Today I thought it would be fun to have a Temecula / Napa Valley taste off, just for some friendly competition. But of course Cabernet and Chardonnay were far too easy a choice, so to keep things interesting I decided to see how each region performed when tasked with producing the much more obscure, Charbono.
The grape is rare in California, with only around 80 acres planted in the entire state, and it is virtually unknown in the rest of the world. Although it does have some name recognition in Argentina, where it is called Bonarda. The long sunny days and cool nights of both Napa and the Temecula Valley offer the grape just the conditions it needs to reach deep, dense, and almost jammy ripeness, while maintaining an elevating level of acidity. Somewhat of a stylistic combination of Zinfandel and Petite Sirah, this is an awesome varietal to match with hearty meals from the grill or just a cool winter evening.
Wine #1: Summers Estate Wines 2007 Napa Valley Charbono
Our first wine comes from the self proclaimed “Charbono King” producer, Summers Estate Winery. With 2,000 cases produced annually, Summers is committed to being the standard in Californian Charbono. As such, this estate bottled vintage sources its fruit solely from a single vineyard (Villa Andriana). With so few other producers making Charbono, this wine is the example that all others can be judged by.
The aroma shows tones of chocolate and caramel, with a subtle English toffee nuttiness. In addition to its sinister dark appearance, this wine even smells inky, with dense tones of black currants and volcanic stone mingling throughout it. The sheer density of this wine leads to it being somewhat closed and compressed at this age, but what does show through leads me to believe that this wine would really open up with at least five more years of age.
The palate is clean, clear and fresh. Blackberry, black currant, and dark raspberries open at first, with a streak of fresh acidity that makes me think of very dark, ripe blood oranges. Its dusty tannins bring to mind subtle hints of cacao powder, while a plummy, almost black table grape-like flavor provides the base for the palate. This is a reserved wine, with a medium body, that comes across very condensed and compacted. There is quite a bit going on here and it drinks pleasantly now, but I can tell that there is a ton of complexity tightly wound up in here that needs some years of bottle age to begin to show. This would be an interesting bottle to lay down for five years.
Worth Trying. 88 points.

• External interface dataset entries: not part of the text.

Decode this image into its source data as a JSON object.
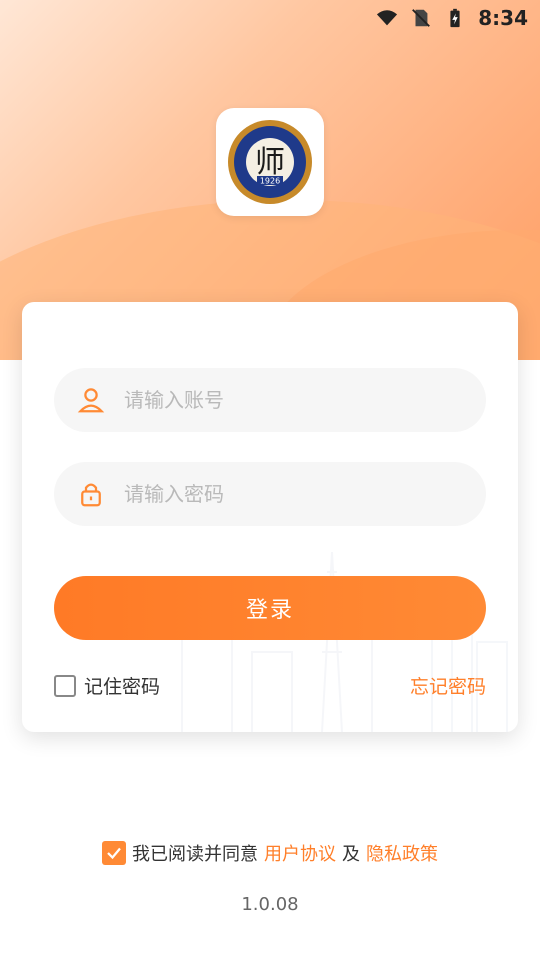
{
  "status_bar": {
    "time": "8:34"
  },
  "logo": {
    "year": "1926",
    "description": "school-seal"
  },
  "login": {
    "account_placeholder": "请输入账号",
    "password_placeholder": "请输入密码",
    "login_label": "登录",
    "remember_label": "记住密码",
    "forgot_label": "忘记密码"
  },
  "agreement": {
    "prefix": "我已阅读并同意",
    "user_agreement": "用户协议",
    "and": "及",
    "privacy_policy": "隐私政策"
  },
  "version": "1.0.08",
  "colors": {
    "accent": "#ff7f2a",
    "button": "#ff8a35"
  }
}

Wine #2: Mount Palomar 2005 Temecula Valley Charbono
Our second wine comes from our friends at Mount Palomar Winery in Temecula. Featured in the very first Temecula Tuesday article for their Cortese, they have also made their way into two other reviews for their Cinsaut, and their Riesling. What I like about Mount Palomar, and consequently why I keep writing about their wines, is that they are not afraid to try making wines that people may not expect. Always willing to venture into unchartered territory, Mount Palomar delivers again with their estate produced Charbono.
Sweet and rich, the aroma of this wine is filled with tones of delicately spiced plum and berry reduction sauce. Pie filling and melted red licorice open up with a spin in the glass, and further investigation reveals notes of tobacco, a delicately creamy aroma, and a dark stone minerality.

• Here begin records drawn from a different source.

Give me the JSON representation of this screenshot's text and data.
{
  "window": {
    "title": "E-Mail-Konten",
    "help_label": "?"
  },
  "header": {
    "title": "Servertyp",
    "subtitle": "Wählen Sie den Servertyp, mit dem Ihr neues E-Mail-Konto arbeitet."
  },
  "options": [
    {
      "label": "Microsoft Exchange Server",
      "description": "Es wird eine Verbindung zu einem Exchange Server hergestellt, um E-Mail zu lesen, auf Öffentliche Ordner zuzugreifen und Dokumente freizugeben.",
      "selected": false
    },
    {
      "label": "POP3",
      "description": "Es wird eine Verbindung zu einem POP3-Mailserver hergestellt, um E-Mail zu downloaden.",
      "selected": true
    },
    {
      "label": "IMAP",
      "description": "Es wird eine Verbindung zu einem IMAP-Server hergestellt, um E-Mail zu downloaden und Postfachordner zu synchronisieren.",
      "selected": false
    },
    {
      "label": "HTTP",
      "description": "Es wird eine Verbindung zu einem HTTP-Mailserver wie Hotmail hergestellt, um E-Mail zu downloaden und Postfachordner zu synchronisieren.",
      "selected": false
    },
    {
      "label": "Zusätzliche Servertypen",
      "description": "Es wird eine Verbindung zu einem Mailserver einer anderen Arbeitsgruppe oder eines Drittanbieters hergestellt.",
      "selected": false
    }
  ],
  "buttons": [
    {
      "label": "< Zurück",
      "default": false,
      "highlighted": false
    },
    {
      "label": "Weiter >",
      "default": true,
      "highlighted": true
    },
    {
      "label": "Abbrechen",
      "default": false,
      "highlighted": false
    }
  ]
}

This wine opens slightly tart, with plum and dried berry tones showing intially. A very slightly smoky component wafts in, tasting almost grilled, with chocolate, volcanic stone, and fine cigars all appearing on the mid palate. This wine has incredible richness, firm acidity, and a wonderful smoothness, all giving way to a lasting finish that displays an evolving array of the flavors found on the main palate. This is a very solid example of Charbono and at an age that is drinking very well right now.
Worth Trying. 89 points.

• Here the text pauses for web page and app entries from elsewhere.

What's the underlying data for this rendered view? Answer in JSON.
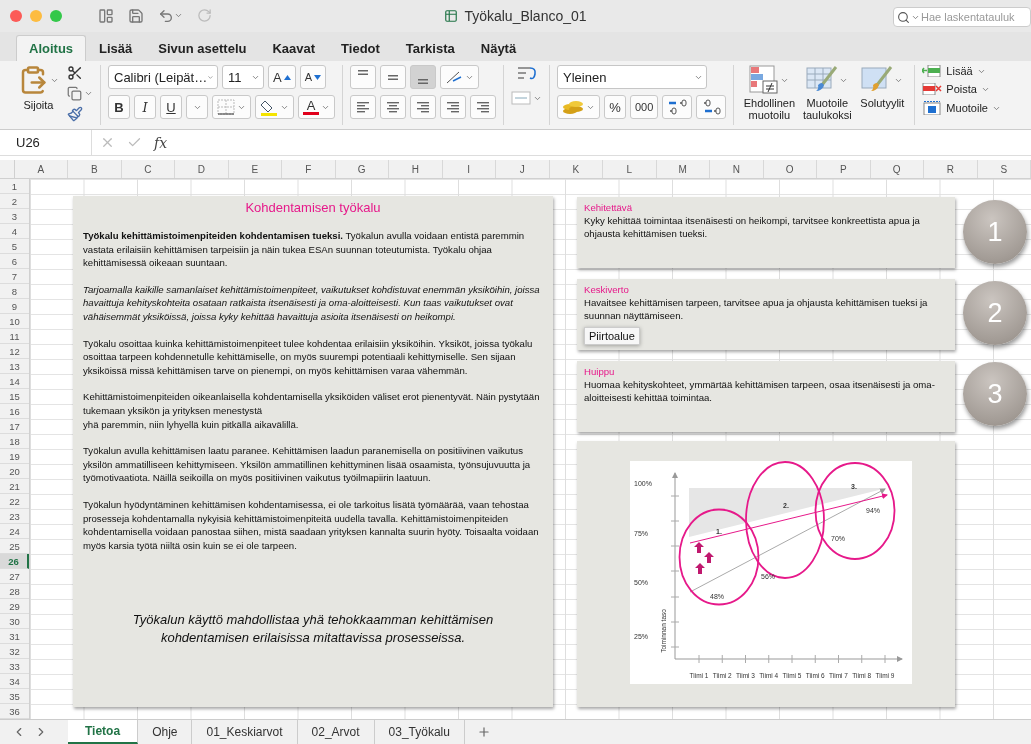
{
  "window": {
    "title": "Työkalu_Blanco_01"
  },
  "search": {
    "placeholder": "Hae laskentatauluk"
  },
  "ribbon_tabs": [
    {
      "label": "Aloitus",
      "selected": true
    },
    {
      "label": "Lisää",
      "selected": false
    },
    {
      "label": "Sivun asettelu",
      "selected": false
    },
    {
      "label": "Kaavat",
      "selected": false
    },
    {
      "label": "Tiedot",
      "selected": false
    },
    {
      "label": "Tarkista",
      "selected": false
    },
    {
      "label": "Näytä",
      "selected": false
    }
  ],
  "clipboard": {
    "paste_label": "Sijoita"
  },
  "font": {
    "name": "Calibri (Leipät…",
    "size": "11",
    "grow": "A",
    "shrink": "A",
    "bold": "B",
    "italic": "I",
    "underline": "U",
    "font_color": "A"
  },
  "vertical_align": [
    {
      "kind": "top",
      "selected": false
    },
    {
      "kind": "middle",
      "selected": false
    },
    {
      "kind": "bottom",
      "selected": true
    }
  ],
  "number": {
    "format": "Yleinen",
    "percent": "%",
    "thousands": "000"
  },
  "styles": [
    {
      "kind": "conditional",
      "label": "Ehdollinen muotoilu"
    },
    {
      "kind": "table",
      "label": "Muotoile taulukoksi"
    },
    {
      "kind": "cell",
      "label": "Solutyylit"
    }
  ],
  "cells": [
    {
      "kind": "insert",
      "label": "Lisää"
    },
    {
      "kind": "delete",
      "label": "Poista"
    },
    {
      "kind": "format",
      "label": "Muotoile"
    }
  ],
  "formula_bar": {
    "name_box": "U26",
    "fx": "fx"
  },
  "columns": [
    "A",
    "B",
    "C",
    "D",
    "E",
    "F",
    "G",
    "H",
    "I",
    "J",
    "K",
    "L",
    "M",
    "N",
    "O",
    "P",
    "Q",
    "R",
    "S"
  ],
  "rows": [
    {
      "label": "1",
      "selected": false
    },
    {
      "label": "2",
      "selected": false
    },
    {
      "label": "3",
      "selected": false
    },
    {
      "label": "4",
      "selected": false
    },
    {
      "label": "5",
      "selected": false
    },
    {
      "label": "6",
      "selected": false
    },
    {
      "label": "7",
      "selected": false
    },
    {
      "label": "8",
      "selected": false
    },
    {
      "label": "9",
      "selected": false
    },
    {
      "label": "10",
      "selected": false
    },
    {
      "label": "11",
      "selected": false
    },
    {
      "label": "12",
      "selected": false
    },
    {
      "label": "13",
      "selected": false
    },
    {
      "label": "14",
      "selected": false
    },
    {
      "label": "15",
      "selected": false
    },
    {
      "label": "16",
      "selected": false
    },
    {
      "label": "17",
      "selected": false
    },
    {
      "label": "18",
      "selected": false
    },
    {
      "label": "19",
      "selected": false
    },
    {
      "label": "20",
      "selected": false
    },
    {
      "label": "21",
      "selected": false
    },
    {
      "label": "22",
      "selected": false
    },
    {
      "label": "23",
      "selected": false
    },
    {
      "label": "24",
      "selected": false
    },
    {
      "label": "25",
      "selected": false
    },
    {
      "label": "26",
      "selected": true
    },
    {
      "label": "27",
      "selected": false
    },
    {
      "label": "28",
      "selected": false
    },
    {
      "label": "29",
      "selected": false
    },
    {
      "label": "30",
      "selected": false
    },
    {
      "label": "31",
      "selected": false
    },
    {
      "label": "32",
      "selected": false
    },
    {
      "label": "33",
      "selected": false
    },
    {
      "label": "34",
      "selected": false
    },
    {
      "label": "35",
      "selected": false
    },
    {
      "label": "36",
      "selected": false
    }
  ],
  "main_panel": {
    "title": "Kohdentamisen työkalu",
    "paragraphs": [
      {
        "text": "**Työkalu kehittämistoimenpiteiden kohdentamisen tueksi.** Työkalun avulla voidaan entistä paremmin vastata erilaisiin kehittämisen tarpeisiin ja näin tukea ESAn suunnan toteutumista. Työkalu ohjaa kehittämisessä oikeaan suuntaan."
      },
      {
        "text": "Tarjoamalla kaikille samanlaiset kehittämistoimenpiteet, vaikutukset kohdistuvat enemmän yksiköihin, joissa havaittuja kehityskohteita osataan ratkaista itsenäisesti ja oma-aloitteisesti. Kun taas vaikutukset ovat vähäisemmät yksiköissä, joissa kyky kehittää havaittuja asioita itsenäisesti on heikompi."
      },
      {
        "text": "Työkalu osoittaa kuinka kehittämistoimenpiteet tulee kohdentaa erilaisiin yksiköihin. Yksiköt, joissa työkalu osoittaa tarpeen kohdennetulle kehittämiselle, on myös suurempi potentiaali kehittymiselle. Sen sijaan yksiköissä missä kehittämisen tarve on pienempi, on myös kehittämisen varaa vähemmän."
      },
      {
        "text": "Kehittämistoimenpiteiden oikeanlaisella kohdentamisella yksiköiden väliset erot pienentyvät. Näin pystytään tukemaan yksikön ja yrityksen menestystä\nyhä paremmin, niin lyhyellä kuin pitkällä aikavälillä."
      },
      {
        "text": "Työkalun avulla kehittämisen laatu paranee. Kehittämisen laadun paranemisella on positiivinen vaikutus yksilön ammatilliseen kehittymiseen. Yksilön ammatillinen kehittyminen lisää osaamista, työnsujuvuutta ja työmotivaatiota. Näillä seikoilla on myös positiivinen vaikutus työilmapiirin laatuun."
      },
      {
        "text": "Työkalun hyödyntäminen kehittämisen kohdentamisessa, ei ole tarkoitus lisätä työmäärää, vaan tehostaa prosesseja kohdentamalla nykyisiä kehittämistoimenpiteitä uudella tavalla. Kehittämistoimenpiteiden kohdentamisella voidaan panostaa siihen, mistä saadaan yrityksen kannalta suurin hyöty. Toisaalta voidaan myös karsia työtä niiltä osin kuin se ei ole tarpeen."
      }
    ],
    "closing": "Työkalun käyttö mahdollistaa yhä tehokkaamman kehittämisen kohdentamisen erilaisissa mitattavissa prosesseissa."
  },
  "levels": [
    {
      "title": "Kehitettävä",
      "text": "Kyky kehittää toimintaa itsenäisesti on heikompi, tarvitsee konkreettista apua ja ohjausta kehittämisen tueksi.",
      "badge": "1"
    },
    {
      "title": "Keskiverto",
      "text": "Havaitsee kehittämisen tarpeen, tarvitsee apua ja ohjausta kehittämisen tueksi ja suunnan näyttämiseen.",
      "badge": "2",
      "tooltip": "Piirtoalue"
    },
    {
      "title": "Huippu",
      "text": "Huomaa kehityskohteet, ymmärtää kehittämisen tarpeen, osaa itsenäisesti ja oma-aloitteisesti kehittää toimintaa.",
      "badge": "3"
    }
  ],
  "diagram": {
    "y_labels": [
      "100%",
      "75%",
      "50%",
      "25%"
    ],
    "x_labels": [
      "Tiimi 1",
      "Tiimi 2",
      "Tiimi 3",
      "Tiimi 4",
      "Tiimi 5",
      "Tiimi 6",
      "Tiimi 7",
      "Tiimi 8",
      "Tiimi 9"
    ],
    "axis_title": "Toiminnan taso",
    "zone_labels": [
      "1.",
      "2.",
      "3."
    ],
    "point_labels": [
      "48%",
      "56%",
      "70%",
      "94%"
    ]
  },
  "sheet_tabs": [
    {
      "label": "Tietoa",
      "selected": true
    },
    {
      "label": "Ohje",
      "selected": false
    },
    {
      "label": "01_Keskiarvot",
      "selected": false
    },
    {
      "label": "02_Arvot",
      "selected": false
    },
    {
      "label": "03_Työkalu",
      "selected": false
    }
  ]
}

Please Leave a Comment:
The Grapevine: Have you ever had a Charbono or Bonarda? What were your thoughts?